Our world is dying. It has been for millions of years. However, since the industrial revolution, the actions of man have greatly speeded up this process. The acceleration has spiked within the last two decades, driven by the incessant demands of consumerism and the perpetual need for more energy. The Earth has reached a tipping point. Without urgent action today, there is unlikely to be many generations of human life left on this planet. Climate change is the biggest crisis we’ve ever faced.
It’s easy to feel overawed and overwhelmed by the task at hand. The melting of the icecaps, the build-up of greenhouse gasses in the atmosphere, deforestation, rising sea levels, pollution of our oceans, mass extinction events, habitat destruction…The list seems endless. In Jennifer Abbott’s new documentary, The Magnitude of All Things, she attempts to quantify this sorrow with how the destruction of a planet can feel like the grief caused by the death of a loved one.
In The Magnitude of All Things, Abbott travels the world speaking to people who have experienced and felt environmental catastrophe on a personal level. Including communities destroyed by forest fires and bleaching of the coral in Australia, the gradual sinking of Kiribati, the permanently changed landscape of Nunatsiavut and mining in the Amazon Rainforest. The Magnitude of All Things successfully tackles the bigger picture by concentrating on individual impacts.
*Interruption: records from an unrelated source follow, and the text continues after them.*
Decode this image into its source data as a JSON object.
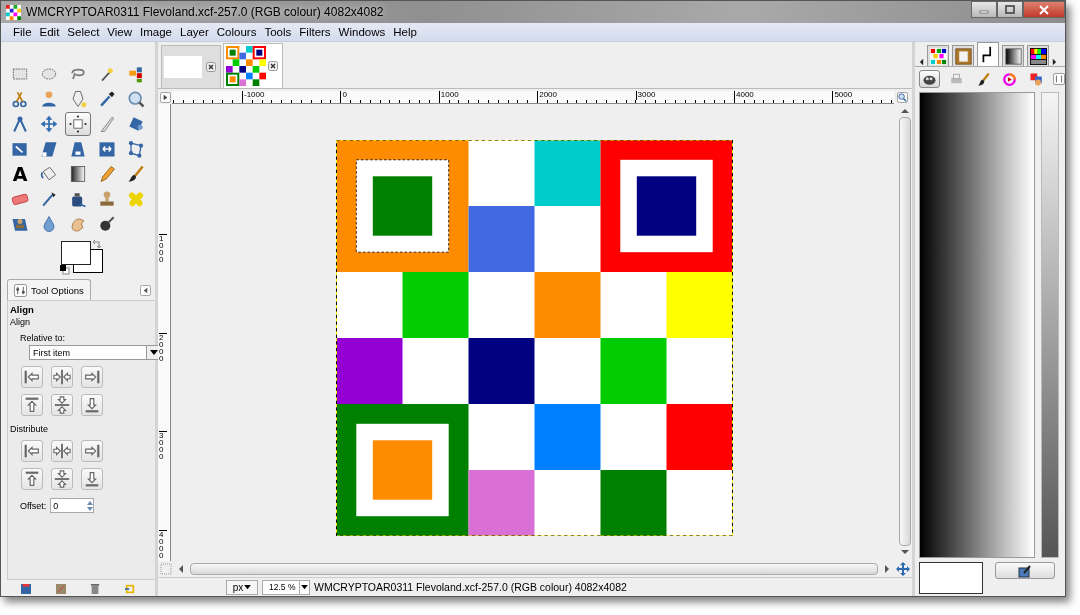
{
  "window": {
    "title": "WMCRYPTOAR0311 Flevoland.xcf-257.0 (RGB colour) 4082x4082"
  },
  "menu": [
    {
      "label": "File"
    },
    {
      "label": "Edit"
    },
    {
      "label": "Select"
    },
    {
      "label": "View"
    },
    {
      "label": "Image"
    },
    {
      "label": "Layer"
    },
    {
      "label": "Colours"
    },
    {
      "label": "Tools"
    },
    {
      "label": "Filters"
    },
    {
      "label": "Windows"
    },
    {
      "label": "Help"
    }
  ],
  "tools": [
    {
      "kind": "rect_select",
      "selected": false
    },
    {
      "kind": "ellipse_select",
      "selected": false
    },
    {
      "kind": "lasso",
      "selected": false
    },
    {
      "kind": "wand",
      "selected": false
    },
    {
      "kind": "by_colour",
      "selected": false
    },
    {
      "kind": "scissors",
      "selected": false
    },
    {
      "kind": "foreground",
      "selected": false
    },
    {
      "kind": "paths",
      "selected": false
    },
    {
      "kind": "picker",
      "selected": false
    },
    {
      "kind": "zoom",
      "selected": false
    },
    {
      "kind": "measure",
      "selected": false
    },
    {
      "kind": "move",
      "selected": false
    },
    {
      "kind": "align",
      "selected": true
    },
    {
      "kind": "crop",
      "selected": false
    },
    {
      "kind": "rotate",
      "selected": false
    },
    {
      "kind": "scale",
      "selected": false
    },
    {
      "kind": "shear",
      "selected": false
    },
    {
      "kind": "perspective",
      "selected": false
    },
    {
      "kind": "flip",
      "selected": false
    },
    {
      "kind": "cage",
      "selected": false
    },
    {
      "kind": "text",
      "label": "A",
      "selected": false
    },
    {
      "kind": "bucket",
      "selected": false
    },
    {
      "kind": "gradient",
      "selected": false
    },
    {
      "kind": "pencil",
      "selected": false
    },
    {
      "kind": "brush",
      "selected": false
    },
    {
      "kind": "eraser",
      "selected": false
    },
    {
      "kind": "airbrush",
      "selected": false
    },
    {
      "kind": "ink",
      "selected": false
    },
    {
      "kind": "clone",
      "selected": false
    },
    {
      "kind": "heal",
      "selected": false
    },
    {
      "kind": "persp_clone",
      "selected": false
    },
    {
      "kind": "blur",
      "selected": false
    },
    {
      "kind": "smudge",
      "selected": false
    },
    {
      "kind": "dodge",
      "selected": false
    }
  ],
  "image_tabs": [
    {
      "kind": "blank",
      "selected": false
    },
    {
      "kind": "board",
      "selected": true
    }
  ],
  "ruler": {
    "horizontal": [
      "-1000",
      "0",
      "1000",
      "2000",
      "3000",
      "4000",
      "5000"
    ],
    "vertical": [
      "1000",
      "2000",
      "3000",
      "4000"
    ]
  },
  "tool_options": {
    "tab": "Tool Options",
    "title": "Align",
    "section": "Align",
    "relative_label": "Relative to:",
    "relative_value": "First item",
    "align_buttons": [
      {
        "kind": "left"
      },
      {
        "kind": "hcenter"
      },
      {
        "kind": "right"
      },
      {
        "kind": "top"
      },
      {
        "kind": "vcenter"
      },
      {
        "kind": "bottom"
      }
    ],
    "distribute_label": "Distribute",
    "distribute_buttons": [
      {
        "kind": "left"
      },
      {
        "kind": "hcenter"
      },
      {
        "kind": "right"
      },
      {
        "kind": "top"
      },
      {
        "kind": "vcenter"
      },
      {
        "kind": "bottom"
      }
    ],
    "offset_label": "Offset:",
    "offset_value": "0"
  },
  "dock_tabs": [
    {
      "kind": "pattern",
      "selected": false
    },
    {
      "kind": "clipboard",
      "selected": false
    },
    {
      "kind": "bracket",
      "selected": true
    },
    {
      "kind": "gradient",
      "selected": false
    },
    {
      "kind": "palette",
      "selected": false
    }
  ],
  "dock_icons": [
    {
      "kind": "blob",
      "selected": true
    },
    {
      "kind": "printer",
      "selected": false
    },
    {
      "kind": "brush",
      "selected": false
    },
    {
      "kind": "wheel",
      "selected": false
    },
    {
      "kind": "squares",
      "selected": false
    }
  ],
  "status_bar": {
    "unit": "px",
    "zoom": "12.5 %",
    "text": "WMCRYPTOAR0311 Flevoland.xcf-257.0 (RGB colour) 4082x4082"
  }
}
It does so in a compelling, informative and emotive way.
The Magnitude of All Things screens at IDFA.